> _REQUIREMENT_:
Print the records exactly as written, and let no picture into the answer.

*** DATA TO PROCESS Section Begins ***

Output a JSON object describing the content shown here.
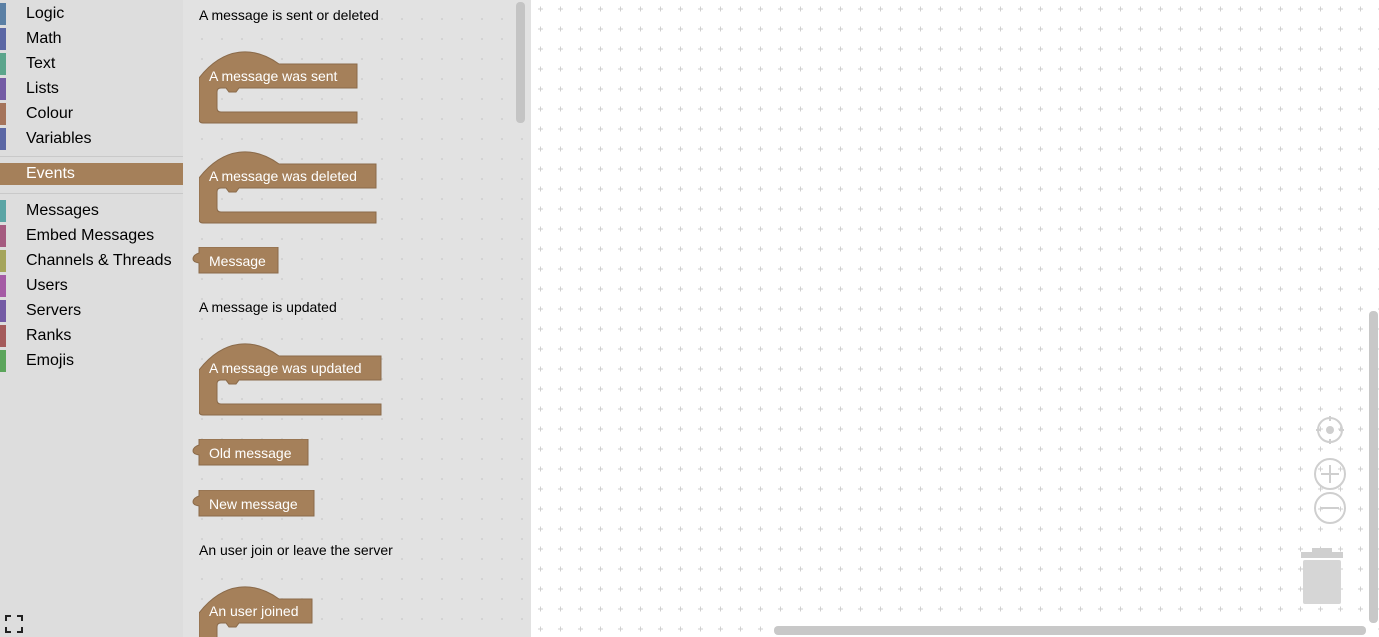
{
  "toolbox": {
    "categories": [
      {
        "label": "Logic",
        "color": "#5b80a5"
      },
      {
        "label": "Math",
        "color": "#5b67a5"
      },
      {
        "label": "Text",
        "color": "#5ba58c"
      },
      {
        "label": "Lists",
        "color": "#745ba5"
      },
      {
        "label": "Colour",
        "color": "#a5745b"
      },
      {
        "label": "Variables",
        "color": "#5b67a5"
      }
    ],
    "selected": {
      "label": "Events",
      "color": "#a5805a"
    },
    "extra_categories": [
      {
        "label": "Messages",
        "color": "#5ba5a5"
      },
      {
        "label": "Embed Messages",
        "color": "#a55b80"
      },
      {
        "label": "Channels & Threads",
        "color": "#a5a55b"
      },
      {
        "label": "Users",
        "color": "#a55ba5"
      },
      {
        "label": "Servers",
        "color": "#745ba5"
      },
      {
        "label": "Ranks",
        "color": "#a55b5b"
      },
      {
        "label": "Emojis",
        "color": "#5ba55b"
      }
    ]
  },
  "flyout": {
    "section1_label": "A message is sent or deleted",
    "block_sent": "A message was sent",
    "block_deleted": "A message was deleted",
    "block_message": "Message",
    "section2_label": "A message is updated",
    "block_updated": "A message was updated",
    "block_old_message": "Old message",
    "block_new_message": "New message",
    "section3_label": "An user join or leave the server",
    "block_user_joined": "An user joined",
    "block_color": "#a5805a"
  }
}
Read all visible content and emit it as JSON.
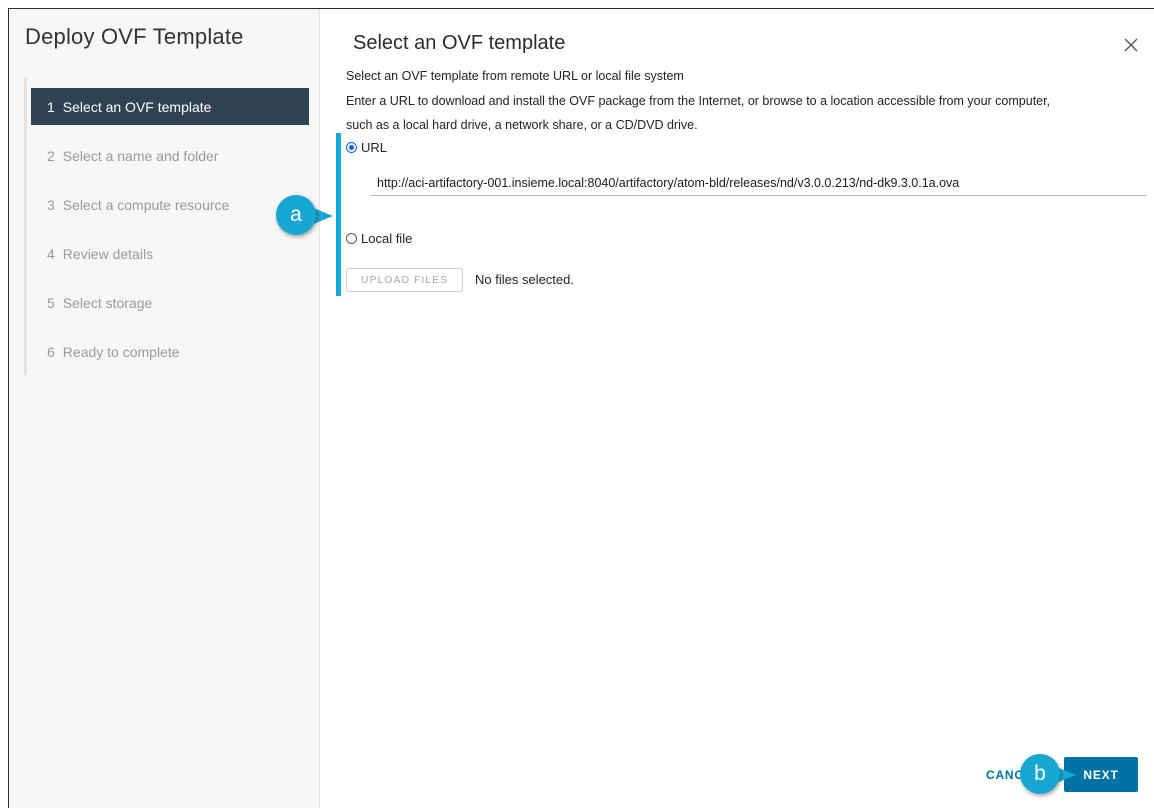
{
  "sidebar": {
    "title": "Deploy OVF Template",
    "steps": [
      {
        "num": "1",
        "label": "Select an OVF template"
      },
      {
        "num": "2",
        "label": "Select a name and folder"
      },
      {
        "num": "3",
        "label": "Select a compute resource"
      },
      {
        "num": "4",
        "label": "Review details"
      },
      {
        "num": "5",
        "label": "Select storage"
      },
      {
        "num": "6",
        "label": "Ready to complete"
      }
    ],
    "active_step": 1
  },
  "main": {
    "title": "Select an OVF template",
    "subtitle": "Select an OVF template from remote URL or local file system",
    "description_line1": "Enter a URL to download and install the OVF package from the Internet, or browse to a location accessible from your computer,",
    "description_line2": "such as a local hard drive, a network share, or a CD/DVD drive.",
    "url_option_label": "URL",
    "url_value": "http://aci-artifactory-001.insieme.local:8040/artifactory/atom-bld/releases/nd/v3.0.0.213/nd-dk9.3.0.1a.ova",
    "local_file_option_label": "Local file",
    "upload_button_label": "UPLOAD FILES",
    "no_files_text": "No files selected.",
    "selected_source": "URL"
  },
  "footer": {
    "cancel_label": "CANCEL",
    "next_label": "NEXT"
  },
  "callouts": {
    "a": "a",
    "b": "b"
  },
  "colors": {
    "active_step_bg": "#2f4352",
    "primary_button": "#0072a3",
    "callout": "#18a6d2",
    "radio_selected": "#0b63d6"
  }
}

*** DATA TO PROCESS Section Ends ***

> _WRITTEN SOLUTION_:
Output a JSON object describing the content shown here.
{
  "toolbox": {
    "categories": [
      {
        "label": "Logic",
        "color": "#5b80a5"
      },
      {
        "label": "Math",
        "color": "#5b67a5"
      },
      {
        "label": "Text",
        "color": "#5ba58c"
      },
      {
        "label": "Lists",
        "color": "#745ba5"
      },
      {
        "label": "Colour",
        "color": "#a5745b"
      },
      {
        "label": "Variables",
        "color": "#5b67a5"
      }
    ],
    "selected": {
      "label": "Events",
      "color": "#a5805a"
    },
    "extra_categories": [
      {
        "label": "Messages",
        "color": "#5ba5a5"
      },
      {
        "label": "Embed Messages",
        "color": "#a55b80"
      },
      {
        "label": "Channels & Threads",
        "color": "#a5a55b"
      },
      {
        "label": "Users",
        "color": "#a55ba5"
      },
      {
        "label": "Servers",
        "color": "#745ba5"
      },
      {
        "label": "Ranks",
        "color": "#a55b5b"
      },
      {
        "label": "Emojis",
        "color": "#5ba55b"
      }
    ]
  },
  "flyout": {
    "section1_label": "A message is sent or deleted",
    "block_sent": "A message was sent",
    "block_deleted": "A message was deleted",
    "block_message": "Message",
    "section2_label": "A message is updated",
    "block_updated": "A message was updated",
    "block_old_message": "Old message",
    "block_new_message": "New message",
    "section3_label": "An user join or leave the server",
    "block_user_joined": "An user joined",
    "block_color": "#a5805a"
  }
}
Read all visible content and emit it as JSON.
{
  "sidebar": {
    "title": "Deploy OVF Template",
    "steps": [
      {
        "num": "1",
        "label": "Select an OVF template"
      },
      {
        "num": "2",
        "label": "Select a name and folder"
      },
      {
        "num": "3",
        "label": "Select a compute resource"
      },
      {
        "num": "4",
        "label": "Review details"
      },
      {
        "num": "5",
        "label": "Select storage"
      },
      {
        "num": "6",
        "label": "Ready to complete"
      }
    ],
    "active_step": 1
  },
  "main": {
    "title": "Select an OVF template",
    "subtitle": "Select an OVF template from remote URL or local file system",
    "description_line1": "Enter a URL to download and install the OVF package from the Internet, or browse to a location accessible from your computer,",
    "description_line2": "such as a local hard drive, a network share, or a CD/DVD drive.",
    "url_option_label": "URL",
    "url_value": "http://aci-artifactory-001.insieme.local:8040/artifactory/atom-bld/releases/nd/v3.0.0.213/nd-dk9.3.0.1a.ova",
    "local_file_option_label": "Local file",
    "upload_button_label": "UPLOAD FILES",
    "no_files_text": "No files selected.",
    "selected_source": "URL"
  },
  "footer": {
    "cancel_label": "CANCEL",
    "next_label": "NEXT"
  },
  "callouts": {
    "a": "a",
    "b": "b"
  },
  "colors": {
    "active_step_bg": "#2f4352",
    "primary_button": "#0072a3",
    "callout": "#18a6d2",
    "radio_selected": "#0b63d6"
  }
}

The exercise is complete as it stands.